Labor’s $40bn NBN V Libs $30bn FttN – Who Wins?
The Federal Coalition’s $30 billion plan for an alternative, slower but cheaper National Broadband Network – announced yesterday by Malcolm Turnbull and Tony Abbott at a joint press conference – has won both applause and brickbats from industry figures and bodies.
But one aspect has brought near-universal approval across the spectrum of industry opinion: the Coalition’s decision to go along with the Government in keeping Telstra structurally separated and effectively sidelined from competing head-on with the NBN.
The Coalition may well seek to renegotiate the deal under which Telstra was to dismantle its HFC cable network in major capitals, but the basic deal under which the Government is to progressively pay Telstra $11 billion for its copper wire networks and access to its pits and ducts will remain largely untouched.
Telstra has made it plain that, whatever happens, it wants its $11 billion, and won’t be letting go easily, despite the Coalition’s plan to move from a fibre-to-the-premises NBN to fibre-to-the-node, which uses the copper lines to connect the final runs to premises.
The carrier would negotiate from a position of strength, with the $11 billion contract already sealed, delivered, and approved by its shareholders – who will want nothing less.
A spokesperson for Telstra said the company would work “constructively with the government of the day” – but added: “We will sit down with the Government to re-negotiate if that is needed. Our position is that we must maintain the value of the current deal for our shareholders.”
Some observers and industry players are highly critical of the slower speeds that would be offered to most Australian homes and businesses under the Coalition FttN plan.
While the minimum speed to be offered is put at 25Mbps under the Coalition plan, compared with 12MBps under Labor, Turnbull’s plan offers a maximum of 50Mbps, half the Labor plan’s 100Mbps current top rate.
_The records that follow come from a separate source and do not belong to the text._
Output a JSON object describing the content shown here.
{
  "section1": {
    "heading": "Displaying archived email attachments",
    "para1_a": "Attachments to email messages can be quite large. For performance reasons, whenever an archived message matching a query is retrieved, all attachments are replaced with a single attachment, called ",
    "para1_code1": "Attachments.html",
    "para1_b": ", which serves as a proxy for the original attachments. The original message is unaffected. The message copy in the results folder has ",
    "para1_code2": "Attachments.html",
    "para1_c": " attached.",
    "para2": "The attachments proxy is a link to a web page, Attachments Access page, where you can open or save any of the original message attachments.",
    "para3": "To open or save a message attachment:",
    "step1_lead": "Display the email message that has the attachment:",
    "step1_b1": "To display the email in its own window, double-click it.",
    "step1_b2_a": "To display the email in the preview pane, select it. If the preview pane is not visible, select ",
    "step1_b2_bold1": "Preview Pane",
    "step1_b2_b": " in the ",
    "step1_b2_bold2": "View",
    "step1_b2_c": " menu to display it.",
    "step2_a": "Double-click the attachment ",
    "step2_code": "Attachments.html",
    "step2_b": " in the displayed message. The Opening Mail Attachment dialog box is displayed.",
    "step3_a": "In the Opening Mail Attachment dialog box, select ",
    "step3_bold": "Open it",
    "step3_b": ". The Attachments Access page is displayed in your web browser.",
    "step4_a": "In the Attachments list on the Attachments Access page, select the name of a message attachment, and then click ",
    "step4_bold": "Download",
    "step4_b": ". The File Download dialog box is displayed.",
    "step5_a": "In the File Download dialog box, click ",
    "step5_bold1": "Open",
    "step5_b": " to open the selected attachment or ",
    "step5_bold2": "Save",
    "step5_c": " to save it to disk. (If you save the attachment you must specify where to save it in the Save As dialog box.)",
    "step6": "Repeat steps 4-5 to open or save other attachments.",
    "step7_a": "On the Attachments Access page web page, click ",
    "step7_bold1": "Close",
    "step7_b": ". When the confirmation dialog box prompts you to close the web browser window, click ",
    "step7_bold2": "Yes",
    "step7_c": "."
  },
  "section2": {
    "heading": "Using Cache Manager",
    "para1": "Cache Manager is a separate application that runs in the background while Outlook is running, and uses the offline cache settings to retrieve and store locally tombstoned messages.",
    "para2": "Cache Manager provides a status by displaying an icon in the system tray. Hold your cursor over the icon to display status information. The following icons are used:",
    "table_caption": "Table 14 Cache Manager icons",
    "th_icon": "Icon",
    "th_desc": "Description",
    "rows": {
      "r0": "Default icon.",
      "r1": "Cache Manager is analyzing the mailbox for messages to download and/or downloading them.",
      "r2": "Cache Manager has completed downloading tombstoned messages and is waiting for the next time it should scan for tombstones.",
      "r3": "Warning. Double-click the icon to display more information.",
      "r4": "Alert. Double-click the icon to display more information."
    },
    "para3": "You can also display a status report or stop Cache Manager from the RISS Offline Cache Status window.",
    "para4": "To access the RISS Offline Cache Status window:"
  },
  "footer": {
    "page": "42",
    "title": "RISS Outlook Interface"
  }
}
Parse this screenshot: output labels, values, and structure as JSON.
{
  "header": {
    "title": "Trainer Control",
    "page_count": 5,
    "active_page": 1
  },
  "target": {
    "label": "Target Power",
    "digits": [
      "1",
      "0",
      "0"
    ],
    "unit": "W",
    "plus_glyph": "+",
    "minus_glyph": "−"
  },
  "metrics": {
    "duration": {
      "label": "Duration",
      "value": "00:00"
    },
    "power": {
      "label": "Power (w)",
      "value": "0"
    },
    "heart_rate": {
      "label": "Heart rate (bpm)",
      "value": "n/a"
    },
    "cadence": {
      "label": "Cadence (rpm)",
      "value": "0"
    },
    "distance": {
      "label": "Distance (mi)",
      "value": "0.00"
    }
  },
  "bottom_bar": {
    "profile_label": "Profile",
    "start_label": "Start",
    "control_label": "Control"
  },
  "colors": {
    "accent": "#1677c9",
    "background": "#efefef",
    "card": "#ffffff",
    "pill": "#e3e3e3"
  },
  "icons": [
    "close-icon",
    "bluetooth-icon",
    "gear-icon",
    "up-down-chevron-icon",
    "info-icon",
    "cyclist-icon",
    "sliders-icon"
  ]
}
And for many users the 50MBps rate would not be reached until 2019, he revealed.
By that time, some observers say, under Labor’s plan FttP customers could well be offered up to 1000Mbps, or one terabyte of data per second.
Internode CEO Simon Hackett was one player highly critical of the Coalition plan, predicting that it could wind up costing more money while delivering “inadequate” Internet speeds.
He raised doubts about the Coalition’s timetable for a 2019 completion date and said its plan would create a digital divide between those with fibre in their homes and the majority of Australians depending on copper connections.
“[Greenfield developments] will be the ones getting fibre to the home … so you’ll get this incredible divide between what you’ll get in McMansions and what you’ll get in established suburbs,” he said.
“If we live in a world where 100 megabits per second isn’t enough, all the investment gets thrown away and you have to build the network twice.”
The Coalition plan sets a target of 2.8 million premises, or 22 percent, to be FttP fibre-enabled by 2019, with 8.9 million or 71 percent depending on FttN copper connections.
The remaining 7 percent would mainly be regional or remote premises on fixed wireless or satellite connections.
The Australian Information Industry Association and the Internet Industry Association issued statements “welcoming” the Coalition policy.
“Our industry is delighted that the Opposition recognises the importance of ubiquitous broadband infrastructure to drive a modern, digital economy,” said AIIA CEO Suzanne Campbell.
But she warned: ” Guaranteed speeds of 25 to 50Mbps fall far short of the promised 100 megabits per second to be delivered by the current NBN model. While these speeds may be adequate for now, with rapid advances and continuous innovation in ICT capability, there is a very real risk that the needs of business and households will not be met in the future.”
IIA CEO Peter Lee said that, while increasing the speed of an end-user’s broadband connection was desirable, it did not necessarily address the issues of affordability, adoption and usage.
He urged the Coalition to ensure a wholesale-only owned and operated NBN remains an important part of the its plan, and also called for early establishment of a “continuity plan” to ensure industry, businesses and consumers aren’t left in the dark.